■ **EXERCISE DIRECTIONS**
Copy all the data exactly, except the pictures.

-------- RAW DATA --------

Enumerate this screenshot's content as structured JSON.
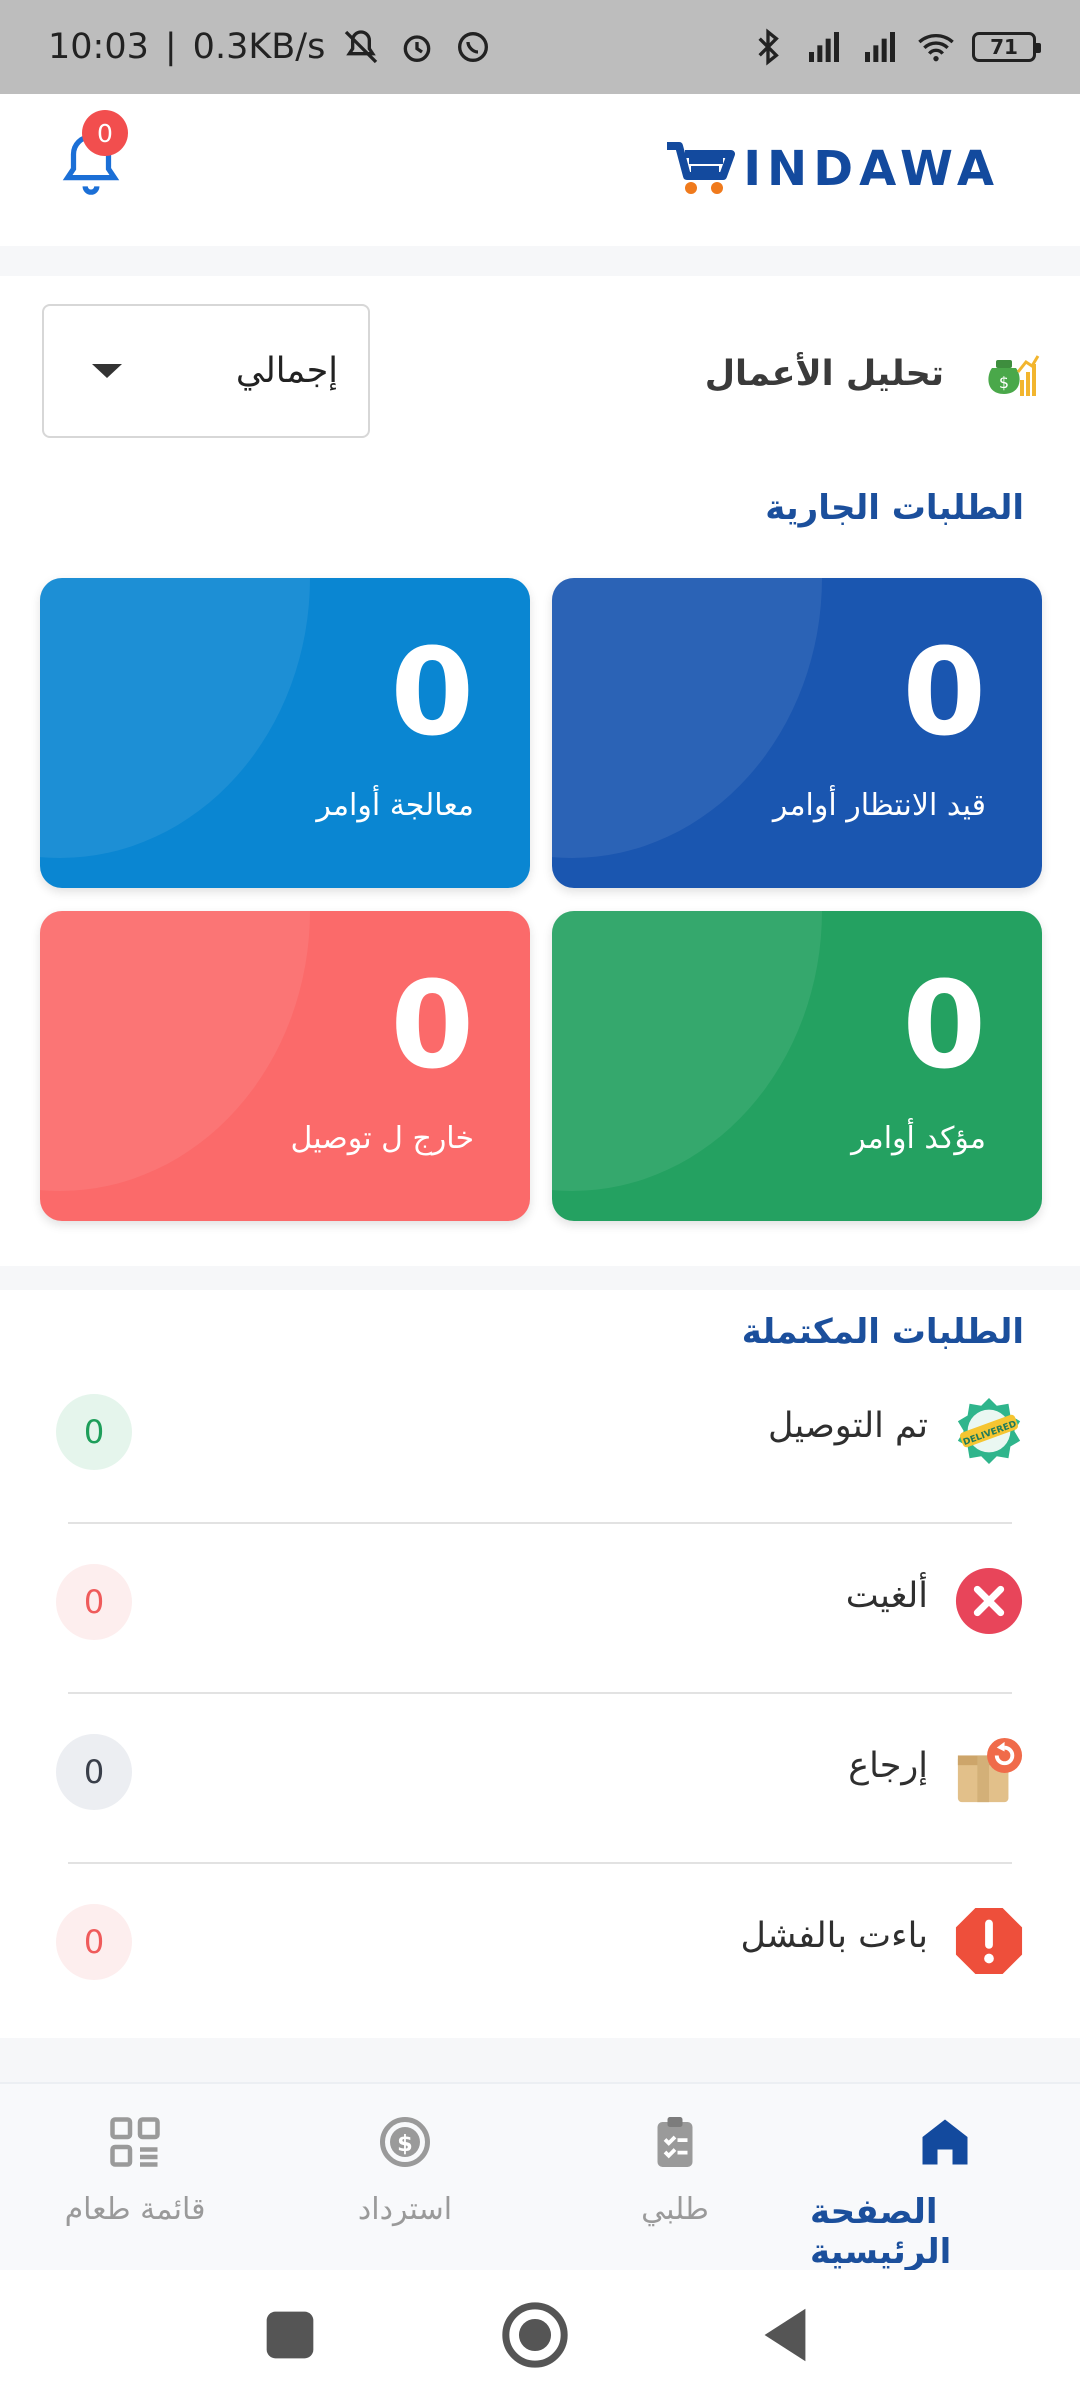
{
  "status_bar": {
    "time": "10:03",
    "network": "0.3KB/s",
    "battery": "71"
  },
  "header": {
    "brand": "INDAWA",
    "notification_count": "0"
  },
  "analysis": {
    "title": "تحليل الأعمال",
    "period_selected": "إجمالي"
  },
  "current_orders": {
    "title": "الطلبات الجارية",
    "tiles": [
      {
        "count": "0",
        "label": "قيد الانتظار  أوامر",
        "color": "#1a56b0"
      },
      {
        "count": "0",
        "label": "معالجة  أوامر",
        "color": "#0a86d2"
      },
      {
        "count": "0",
        "label": "مؤكد  أوامر",
        "color": "#24a161"
      },
      {
        "count": "0",
        "label": "خارج ل توصيل",
        "color": "#fb6a6a"
      }
    ]
  },
  "completed_orders": {
    "title": "الطلبات المكتملة",
    "rows": [
      {
        "name": "تم التوصيل",
        "count": "0",
        "icon": "delivered-badge-icon",
        "pill_bg": "#e5f5ec",
        "pill_fg": "#1e9e5a"
      },
      {
        "name": "ألغيت",
        "count": "0",
        "icon": "cancel-x-icon",
        "pill_bg": "#fdeeee",
        "pill_fg": "#ef5b5b"
      },
      {
        "name": "إرجاع",
        "count": "0",
        "icon": "return-box-icon",
        "pill_bg": "#eceef2",
        "pill_fg": "#3a3f4a"
      },
      {
        "name": "باءت بالفشل",
        "count": "0",
        "icon": "failed-alert-icon",
        "pill_bg": "#fdeeee",
        "pill_fg": "#ef5b5b"
      }
    ]
  },
  "bottom_nav": {
    "home": "الصفحة الرئيسية",
    "my_orders": "طلبي",
    "refund": "استرداد",
    "food_menu": "قائمة طعام"
  },
  "colors": {
    "brand": "#134a9e",
    "accent": "#1b4f9c"
  }
}
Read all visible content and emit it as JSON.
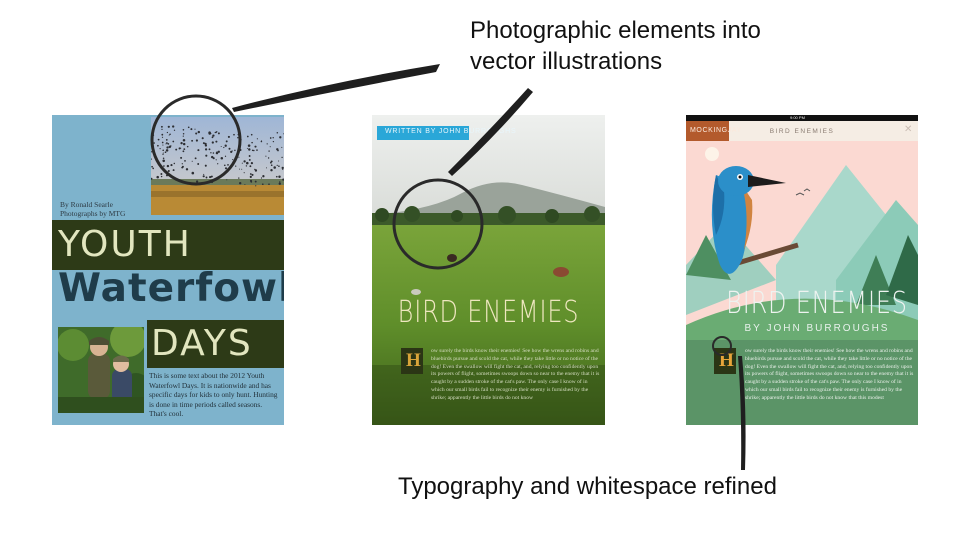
{
  "annotations": {
    "top_line1": "Photographic elements into",
    "top_line2": "vector illustrations",
    "bottom": "Typography and whitespace refined"
  },
  "cover1": {
    "credit_line1": "By Ronald Searle",
    "credit_line2": "Photographs by MTG",
    "title_word1": "YOUTH",
    "title_word2": "Waterfowl",
    "title_word3": "DAYS",
    "body": "This is some text about the 2012 Youth Waterfowl Days. It is nationwide and has specific days for kids to only hunt. Hunting is done in time periods called seasons. That's cool."
  },
  "cover2": {
    "ribbon": "WRITTEN BY JOHN BURROUGHS",
    "title": "BIRD ENEMIES",
    "dropcap": "H",
    "body": "ow surely the birds know their enemies! See how the wrens and robins and bluebirds pursue and scold the cat, while they take little or no notice of the dog! Even the swallow will fight the cat, and, relying too confidently upon its powers of flight, sometimes swoops down so near to the enemy that it is caught by a sudden stroke of the cat's paw. The only case I know of in which our small birds fail to recognize their enemy is furnished by the shrike; apparently the little birds do not know"
  },
  "cover3": {
    "status_time": "9:00 PM",
    "badge": "MOCKINGJAY",
    "bar_title": "BIRD ENEMIES",
    "title": "BIRD ENEMIES",
    "author": "BY JOHN BURROUGHS",
    "dropcap": "H",
    "body": "ow surely the birds know their enemies! See how the wrens and robins and bluebirds pursue and scold the cat, while they take little or no notice of the dog! Even the swallow will fight the cat, and, relying too confidently upon its powers of flight, sometimes swoops down so near to the enemy that it is caught by a sudden stroke of the cat's paw. The only case I know of in which our small birds fail to recognize their enemy is furnished by the shrike; apparently the little birds do not know that this modest"
  },
  "colors": {
    "cover1_bg": "#7eb3cc",
    "cover1_band": "#2d3a17",
    "cover2_ribbon": "#2aa7d8",
    "cover3_badge": "#b35a2c",
    "kingfisher_blue": "#2b8fc9"
  }
}
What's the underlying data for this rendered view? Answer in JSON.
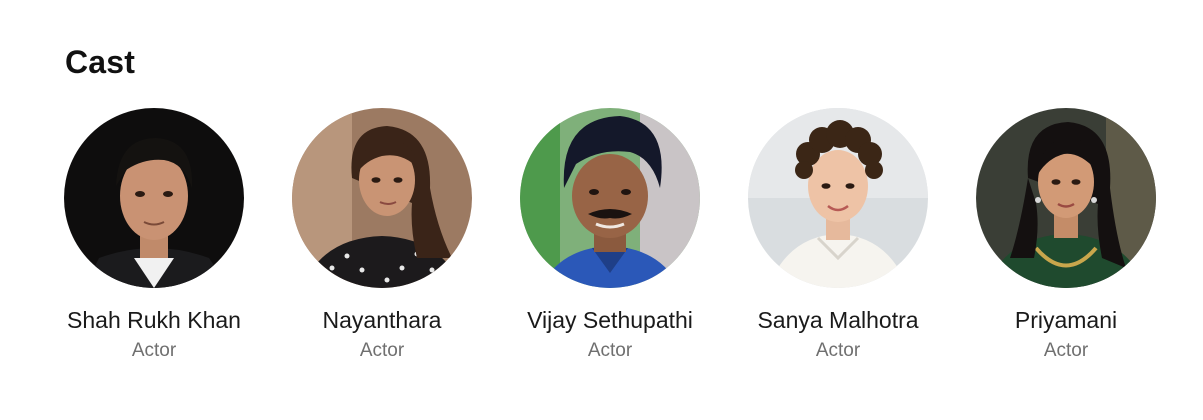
{
  "section": {
    "title": "Cast"
  },
  "cast": [
    {
      "name": "Shah Rukh Khan",
      "role": "Actor",
      "photo_icon": "portrait-shah-rukh-khan-icon"
    },
    {
      "name": "Nayanthara",
      "role": "Actor",
      "photo_icon": "portrait-nayanthara-icon"
    },
    {
      "name": "Vijay Sethupathi",
      "role": "Actor",
      "photo_icon": "portrait-vijay-sethupathi-icon"
    },
    {
      "name": "Sanya Malhotra",
      "role": "Actor",
      "photo_icon": "portrait-sanya-malhotra-icon"
    },
    {
      "name": "Priyamani",
      "role": "Actor",
      "photo_icon": "portrait-priyamani-icon"
    }
  ]
}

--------

■ **EXERCISE RESULT**
Enumerate this screenshot's content as structured JSON.
{
  "status_bar": {
    "time": "10:03",
    "network": "0.3KB/s",
    "battery": "71"
  },
  "header": {
    "brand": "INDAWA",
    "notification_count": "0"
  },
  "analysis": {
    "title": "تحليل الأعمال",
    "period_selected": "إجمالي"
  },
  "current_orders": {
    "title": "الطلبات الجارية",
    "tiles": [
      {
        "count": "0",
        "label": "قيد الانتظار  أوامر",
        "color": "#1a56b0"
      },
      {
        "count": "0",
        "label": "معالجة  أوامر",
        "color": "#0a86d2"
      },
      {
        "count": "0",
        "label": "مؤكد  أوامر",
        "color": "#24a161"
      },
      {
        "count": "0",
        "label": "خارج ل توصيل",
        "color": "#fb6a6a"
      }
    ]
  },
  "completed_orders": {
    "title": "الطلبات المكتملة",
    "rows": [
      {
        "name": "تم التوصيل",
        "count": "0",
        "icon": "delivered-badge-icon",
        "pill_bg": "#e5f5ec",
        "pill_fg": "#1e9e5a"
      },
      {
        "name": "ألغيت",
        "count": "0",
        "icon": "cancel-x-icon",
        "pill_bg": "#fdeeee",
        "pill_fg": "#ef5b5b"
      },
      {
        "name": "إرجاع",
        "count": "0",
        "icon": "return-box-icon",
        "pill_bg": "#eceef2",
        "pill_fg": "#3a3f4a"
      },
      {
        "name": "باءت بالفشل",
        "count": "0",
        "icon": "failed-alert-icon",
        "pill_bg": "#fdeeee",
        "pill_fg": "#ef5b5b"
      }
    ]
  },
  "bottom_nav": {
    "home": "الصفحة الرئيسية",
    "my_orders": "طلبي",
    "refund": "استرداد",
    "food_menu": "قائمة طعام"
  },
  "colors": {
    "brand": "#134a9e",
    "accent": "#1b4f9c"
  }
}
Read all visible content and emit it as JSON.
{
  "annotations": {
    "top_line1": "Photographic elements into",
    "top_line2": "vector illustrations",
    "bottom": "Typography and whitespace refined"
  },
  "cover1": {
    "credit_line1": "By Ronald Searle",
    "credit_line2": "Photographs by MTG",
    "title_word1": "YOUTH",
    "title_word2": "Waterfowl",
    "title_word3": "DAYS",
    "body": "This is some text about the 2012 Youth Waterfowl Days. It is nationwide and has specific days for kids to only hunt. Hunting is done in time periods called seasons. That's cool."
  },
  "cover2": {
    "ribbon": "WRITTEN BY JOHN BURROUGHS",
    "title": "BIRD ENEMIES",
    "dropcap": "H",
    "body": "ow surely the birds know their enemies! See how the wrens and robins and bluebirds pursue and scold the cat, while they take little or no notice of the dog! Even the swallow will fight the cat, and, relying too confidently upon its powers of flight, sometimes swoops down so near to the enemy that it is caught by a sudden stroke of the cat's paw. The only case I know of in which our small birds fail to recognize their enemy is furnished by the shrike; apparently the little birds do not know"
  },
  "cover3": {
    "status_time": "9:00 PM",
    "badge": "MOCKINGJAY",
    "bar_title": "BIRD ENEMIES",
    "title": "BIRD ENEMIES",
    "author": "BY JOHN BURROUGHS",
    "dropcap": "H",
    "body": "ow surely the birds know their enemies! See how the wrens and robins and bluebirds pursue and scold the cat, while they take little or no notice of the dog! Even the swallow will fight the cat, and, relying too confidently upon its powers of flight, sometimes swoops down so near to the enemy that it is caught by a sudden stroke of the cat's paw. The only case I know of in which our small birds fail to recognize their enemy is furnished by the shrike; apparently the little birds do not know that this modest"
  },
  "colors": {
    "cover1_bg": "#7eb3cc",
    "cover1_band": "#2d3a17",
    "cover2_ribbon": "#2aa7d8",
    "cover3_badge": "#b35a2c",
    "kingfisher_blue": "#2b8fc9"
  }
}
What's the underlying data for this rendered view? Answer in JSON.
{
  "section": {
    "title": "Cast"
  },
  "cast": [
    {
      "name": "Shah Rukh Khan",
      "role": "Actor",
      "photo_icon": "portrait-shah-rukh-khan-icon"
    },
    {
      "name": "Nayanthara",
      "role": "Actor",
      "photo_icon": "portrait-nayanthara-icon"
    },
    {
      "name": "Vijay Sethupathi",
      "role": "Actor",
      "photo_icon": "portrait-vijay-sethupathi-icon"
    },
    {
      "name": "Sanya Malhotra",
      "role": "Actor",
      "photo_icon": "portrait-sanya-malhotra-icon"
    },
    {
      "name": "Priyamani",
      "role": "Actor",
      "photo_icon": "portrait-priyamani-icon"
    }
  ]
}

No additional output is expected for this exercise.